As a result, what could have been a calamitous year for our organization turned into one in which we’ve been able to expand our capacity and make significant gains in advocacy, communications, and other programming.
What follows is a partial summary of some of SF Bay PSR’s accomplishments in 2020:
— We upgraded our communication tools by building a new website (www.sfbaypsr.org), improving the quality of our online newsletters, expanding our social media presence on Twitter and Facebook, and initiating regular action alerts about time-sensitive events and actions.
— We launched our new monthly webinar series with educational presentations and discussions that focused on the war in Yemen and the ensuing health and humanitarian crises, the results of the 2019-2020 CA legislative session, and the ongoing demands in Bayview Hunters Point to clean up the legacy radioactive and toxic waste and address the impacts that are compounded by climate change and the health and racial inequities experienced by Black and Brown communities.
— We joined more than 40 sign-on letters urging state and federal policymakers to take immediate action on a variety of issues, including protesting the EPA’s gutting of environmental regulations and refusal to listen to its own scientists, demanding that CalGem (the CA Energy Management Division) establish safety setbacks around oil and gas drilling, calling for Governor Newsom and the CA Energy Commission to make the electrification of new buildings a priority, etc.
— We engaged with more than 20 local, state, and federal lawmakers by participating in legislative visits (before COVID-19), making office calls, and writing letters as part of broad public education campaigns.

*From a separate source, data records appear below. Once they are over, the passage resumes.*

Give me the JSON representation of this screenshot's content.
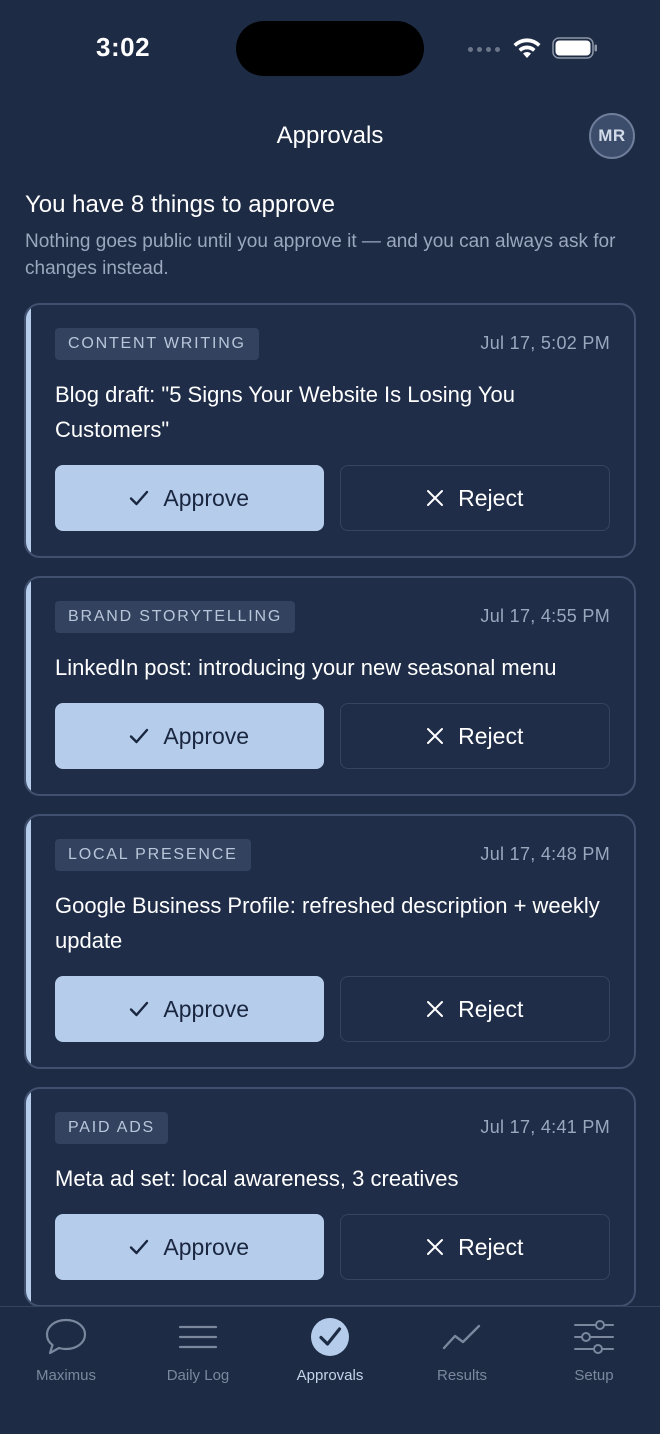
{
  "status_bar": {
    "time": "3:02"
  },
  "header": {
    "title": "Approvals",
    "avatar_initials": "MR"
  },
  "intro": {
    "heading": "You have 8 things to approve",
    "subtext": "Nothing goes public until you approve it — and you can always ask for changes instead."
  },
  "cards": [
    {
      "category": "CONTENT WRITING",
      "timestamp": "Jul 17, 5:02 PM",
      "title": "Blog draft: \"5 Signs Your Website Is Losing You Customers\"",
      "approve_label": "Approve",
      "reject_label": "Reject"
    },
    {
      "category": "BRAND STORYTELLING",
      "timestamp": "Jul 17, 4:55 PM",
      "title": "LinkedIn post: introducing your new seasonal menu",
      "approve_label": "Approve",
      "reject_label": "Reject"
    },
    {
      "category": "LOCAL PRESENCE",
      "timestamp": "Jul 17, 4:48 PM",
      "title": "Google Business Profile: refreshed description + weekly update",
      "approve_label": "Approve",
      "reject_label": "Reject"
    },
    {
      "category": "PAID ADS",
      "timestamp": "Jul 17, 4:41 PM",
      "title": "Meta ad set: local awareness, 3 creatives",
      "approve_label": "Approve",
      "reject_label": "Reject"
    }
  ],
  "tabs": [
    {
      "label": "Maximus",
      "icon": "chat-bubble-icon"
    },
    {
      "label": "Daily Log",
      "icon": "list-lines-icon"
    },
    {
      "label": "Approvals",
      "icon": "check-circle-icon",
      "active": true
    },
    {
      "label": "Results",
      "icon": "trend-line-icon"
    },
    {
      "label": "Setup",
      "icon": "sliders-icon"
    }
  ],
  "colors": {
    "background": "#1e2b45",
    "accent": "#b5cdea",
    "card_border": "#40506e"
  }
}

— We formalized our commitment to eradicating racial inequities and affirmed the need for bringing a diversity, equity, and inclusion lens (DEI) to our work by issuing public statements demanding an end to police violence and supporting the rights of peaceful protesters, generating online webinars, increasing our online library of resources on combating racism, launching a racial equity reading group, and convening a task force to conduct an inventory of our governance, advocacy, communications, and other programs.
— We and other advocates persuaded the American Public Health Association (APHA) to adopt a resolution that put the organization on record as supporting the five points of the Back from the Brink Campaign and urging the U.S. to join the U.N. Treaty on the Prohibition on Nuclear Weapons.
— Individual board and committee members pressed numerous health professional organizations and academic institutions to adopt progressive policies related to climate change, divestments from fossil fuel companies, banning toxic chemicals, ending the use of single-use plastics, etc. They also provided more than 25 educational presentations to schools, civic and religious associations, and local and regional bodies.
— We affirmed our Environmental Health Committee as a gathering place for health professionals from a variety of institutions and associations, to share intelligence and coordinate efforts on topics such as the health impacts of climate change, moving to a carbon-free economy, fossil fuel divestment, voter education, and health professional education.
— We launched our Nuclear Weapons Abolition Committee and organized around the 75th anniversary of the bombing of Japan, including jointly sponsoring an online event with City Lights Bookstore focused on the legacy of the bomb, providing speakers for the #stillhere, three-day virtual event organized by National PSR and other coalition partners, including our annual protest of the weapons work at the Lawrence Livermore National Lab.
— We welcomed 4 new board members with the goal of creating an increasingly diverse board in terms of age, gender, ethnicity, and race as well as in terms of the skills and expertise that participants bring to our board.